Digital illness monitoring with MinDag
Digital monitoring of illness fluctuation and complex interplays in psychotic disorders
Even with adequate treatment, there are large variations in the course and symptomatology of psychotic disorders between and within individuals. To capture this variation and predict new illness episodes is challenging with traditional assessment tools and methods, which are often prone to recall bias and generalizations. Furthermore, symptom changes are likely to be triggered or worsened by behavioral and psychological factors. In addition, to identify which symptoms that have primacy to others are of importance in order to develop more targeted treatment interventions.
Disentangling complex relationships between symptoms and other behavior and psychological factors requires fine-grained longitudinal data. To meet these challenges, we developed a smartphone application in which individuals with bipolar and psychotic disorders can track symptoms and symptom-relevant factors over time.
An inter-disciplinary team of clinical researchers, service-users, technicians, and designers has collaborated to develop the app - MinDag (My Day) - for illness monitoring. A pilot trial included focus groups and surveys. MinDag has been revised according to user feedback addressing technical issues, design, content and motivational features. Participants in the MinDag study will take part in extensive baseline characterization including clinical, neuropsychological, biochemical (incl. genotyping) measures, and in some cases brain imaging. Participants will also be asked to wear actigraphs (MotionWatch 81) in order to collect objective data on activity patterns, sleep and light exposure. Clinician rated symptom assessments will be conducted during the study to investigate validity of app based self-report.

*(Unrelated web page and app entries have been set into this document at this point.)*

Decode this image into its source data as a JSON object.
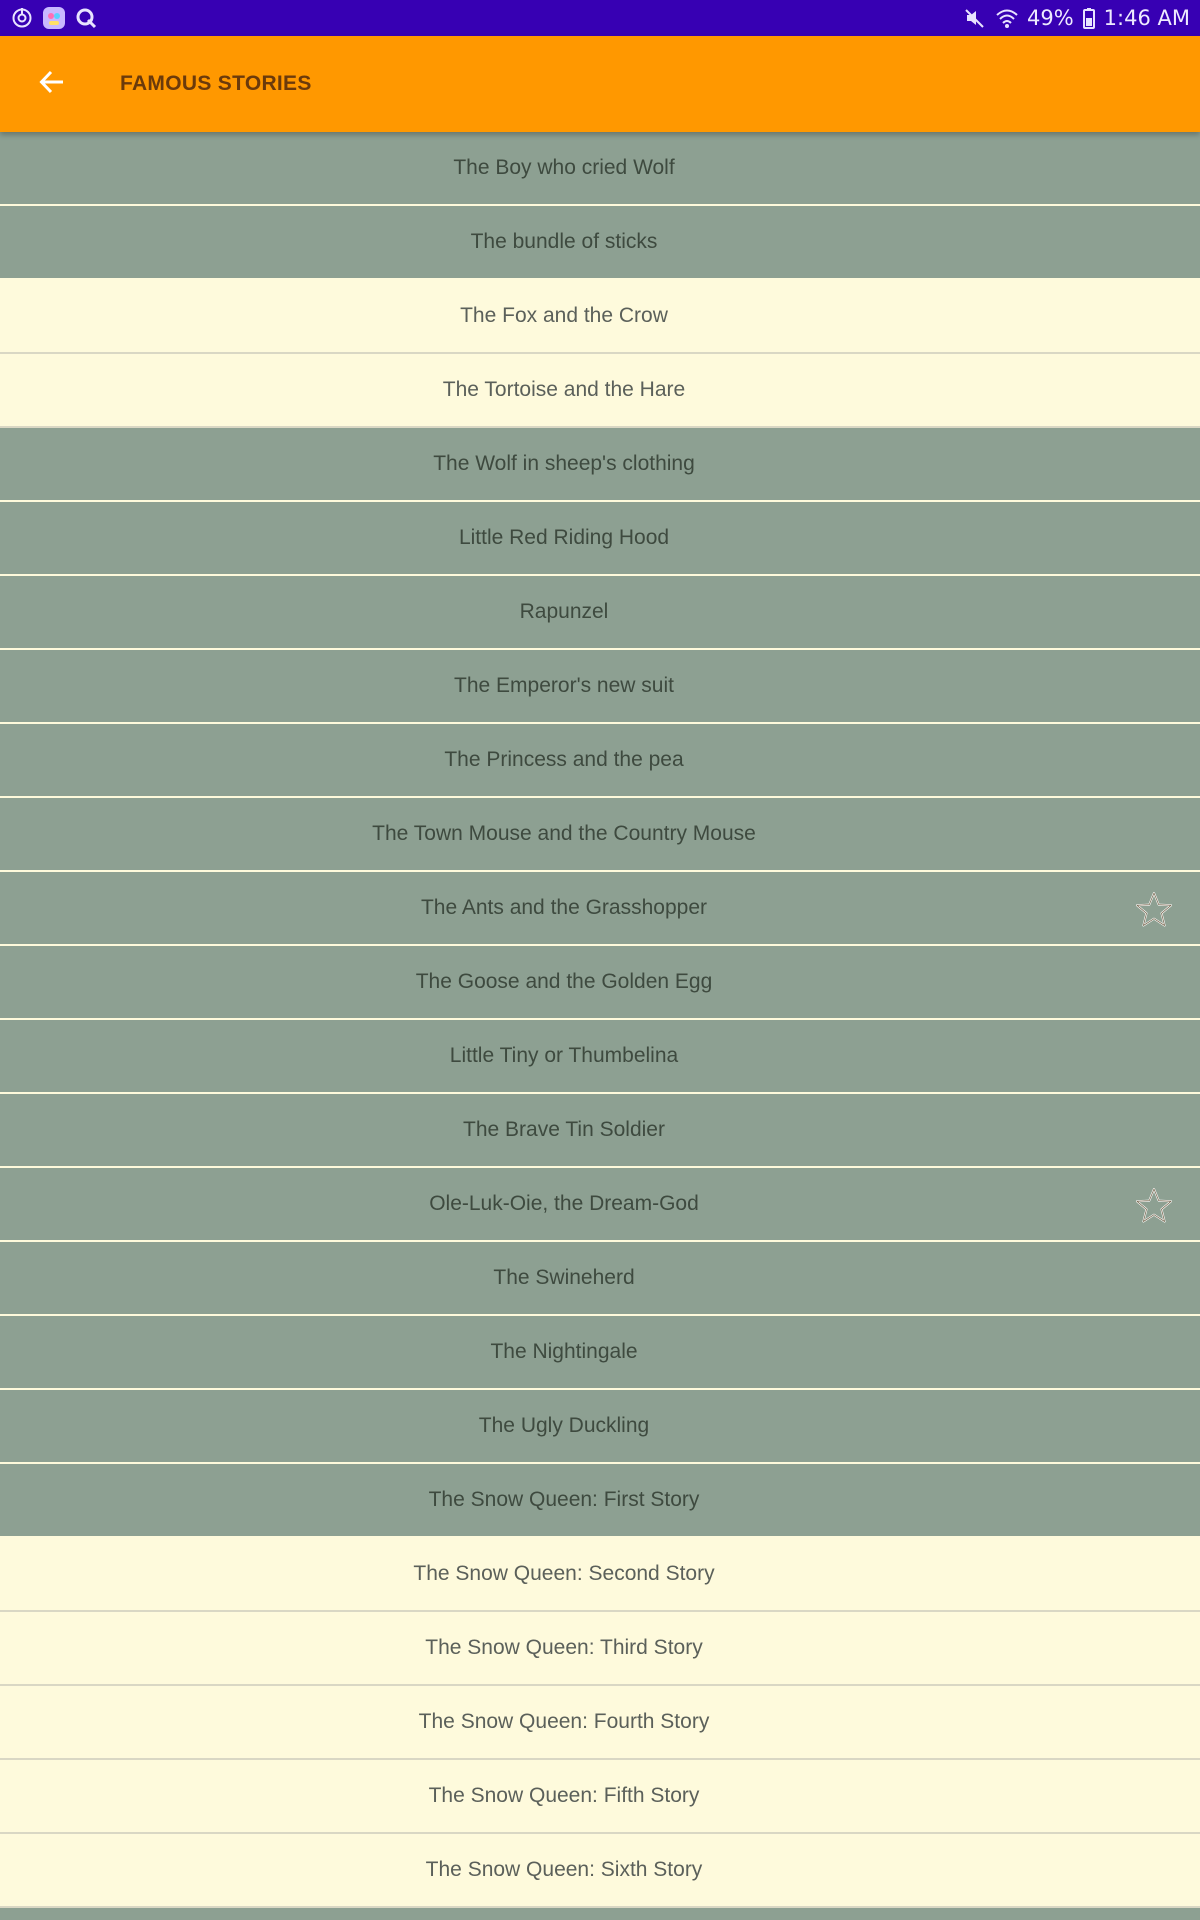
{
  "status_bar": {
    "left_icons": [
      "sync-icon",
      "app-badge-icon",
      "q-app-icon"
    ],
    "battery": "49%",
    "time": "1:46 AM",
    "right_icons": [
      "mute-icon",
      "wifi-icon",
      "battery-icon"
    ]
  },
  "app_bar": {
    "title": "FAMOUS STORIES",
    "back_icon": "arrow-back-icon"
  },
  "colors": {
    "status_bar": "#3700b3",
    "app_bar": "#ff9800",
    "row_grey": "#8da092",
    "row_cream": "#fefadc",
    "star": "#ffb300"
  },
  "stories": [
    {
      "title": "The Boy who cried Wolf",
      "style": "grey",
      "favorite": false
    },
    {
      "title": "The bundle of sticks",
      "style": "grey",
      "favorite": false
    },
    {
      "title": "The Fox and the Crow",
      "style": "cream",
      "favorite": false
    },
    {
      "title": "The Tortoise and the Hare",
      "style": "cream",
      "favorite": false
    },
    {
      "title": "The Wolf in sheep's clothing",
      "style": "grey",
      "favorite": false
    },
    {
      "title": "Little Red Riding Hood",
      "style": "grey",
      "favorite": false
    },
    {
      "title": "Rapunzel",
      "style": "grey",
      "favorite": false
    },
    {
      "title": "The Emperor's new suit",
      "style": "grey",
      "favorite": false
    },
    {
      "title": "The Princess and the pea",
      "style": "grey",
      "favorite": false
    },
    {
      "title": "The Town Mouse and the Country Mouse",
      "style": "grey",
      "favorite": false
    },
    {
      "title": "The Ants and the Grasshopper",
      "style": "grey",
      "favorite": true
    },
    {
      "title": "The Goose and the Golden Egg",
      "style": "grey",
      "favorite": false
    },
    {
      "title": "Little Tiny or Thumbelina",
      "style": "grey",
      "favorite": false
    },
    {
      "title": "The Brave Tin Soldier",
      "style": "grey",
      "favorite": false
    },
    {
      "title": "Ole-Luk-Oie, the Dream-God",
      "style": "grey",
      "favorite": true
    },
    {
      "title": "The Swineherd",
      "style": "grey",
      "favorite": false
    },
    {
      "title": "The Nightingale",
      "style": "grey",
      "favorite": false
    },
    {
      "title": "The Ugly Duckling",
      "style": "grey",
      "favorite": false
    },
    {
      "title": "The Snow Queen: First Story",
      "style": "grey",
      "favorite": false
    },
    {
      "title": "The Snow Queen: Second Story",
      "style": "cream",
      "favorite": false
    },
    {
      "title": "The Snow Queen: Third Story",
      "style": "cream",
      "favorite": false
    },
    {
      "title": "The Snow Queen: Fourth Story",
      "style": "cream",
      "favorite": false
    },
    {
      "title": "The Snow Queen: Fifth Story",
      "style": "cream",
      "favorite": false
    },
    {
      "title": "The Snow Queen: Sixth Story",
      "style": "cream",
      "favorite": false
    }
  ]
}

The app includes the following modules: Daily registration of Sleep (corresponding with the Consensus Sleep Diary2, Mood3, Functioning (work/school, social activities, physical activity), and weekly registration of Substance use and - craving, Psychotic experiences (based on ClinTouch4), and Emotional reactivity (Multidimentional Assessment of Thymic States3). Some of the modules are based on previously validated self-report scales, while some were developed by in-house clinical researchers with relevant expertise.
Data collection with MinDag started in August 2019. We expect to recruit 30-50 individuals per year for 4 years for up to six months of app use. App data will be monitored for safety purposes, and participants will receive feedback based on their registrations in follow-up appointments with clinical researchers. App data will be analyzed in relation to data from the extensive baseline assessments. With MinDag we aim to gain new, important knowledge regarding sub-phenotypes, the course of psychotic disorders, and the interplay between symptoms and relevant behavioral and psychological dimensions.
1. CamNtech. MotionWatch 8. CamNtech . Accessed 07.03.19, 2019.
2. Carney CE, Buysse DJ, Ancoli-Israel S, et al. The consensus sleep diary: standardizing prospective sleep self-monitoring. Sleep. 2012;35(2):287-302.
3. Henry C, M'Bailara K, Mathieu F, Poinsot R, Falissard B. Construction and validation of a dimensional scale exploring mood disorders: MAThyS (Multidimensional Assessment of Thymic States). BMC Psychiatry. 2008;8:82.
4. Palmier-Claus JE, Ainsworth J, Machin M, et al. The feasibility and validity of ambulatory self-report of psychotic symptoms using a smartphone software application. BMC Psychiatry. 2012;12:172.